From the entries below, return every line that includes the word "Venda".

[Excerpts from an interface dataset]
::::

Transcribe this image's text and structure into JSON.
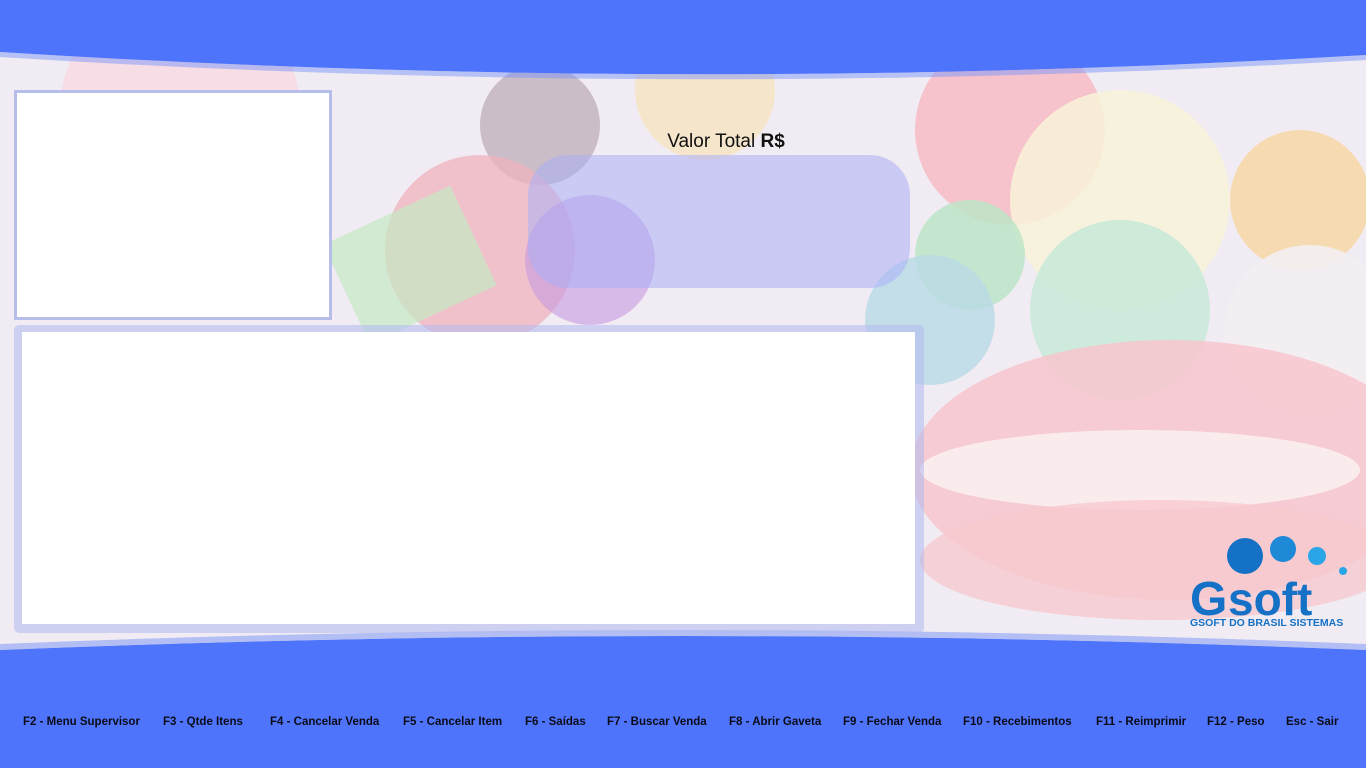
{
  "colors": {
    "band_blue": "#4e74fc",
    "panel_border": "#b6bde9",
    "logo_blue": "#1571c6"
  },
  "total": {
    "label": "Valor Total",
    "currency": "R$",
    "value": ""
  },
  "logo": {
    "letter_g": "G",
    "word": "soft",
    "subtitle": "GSOFT DO BRASIL SISTEMAS"
  },
  "function_keys": [
    {
      "label": "F2 - Menu Supervisor"
    },
    {
      "label": "F3 - Qtde Itens"
    },
    {
      "label": "F4 - Cancelar Venda"
    },
    {
      "label": "F5 - Cancelar Item"
    },
    {
      "label": "F6 - Saídas"
    },
    {
      "label": "F7 - Buscar Venda"
    },
    {
      "label": "F8 - Abrir Gaveta"
    },
    {
      "label": "F9 - Fechar Venda"
    },
    {
      "label": "F10 - Recebimentos"
    },
    {
      "label": "F11 - Reimprimir"
    },
    {
      "label": "F12 - Peso"
    },
    {
      "label": "Esc - Sair"
    }
  ]
}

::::

## Response area
      "label": "F4 - Cancelar Venda"
      "label": "F7 - Buscar Venda"
      "label": "F9 - Fechar Venda"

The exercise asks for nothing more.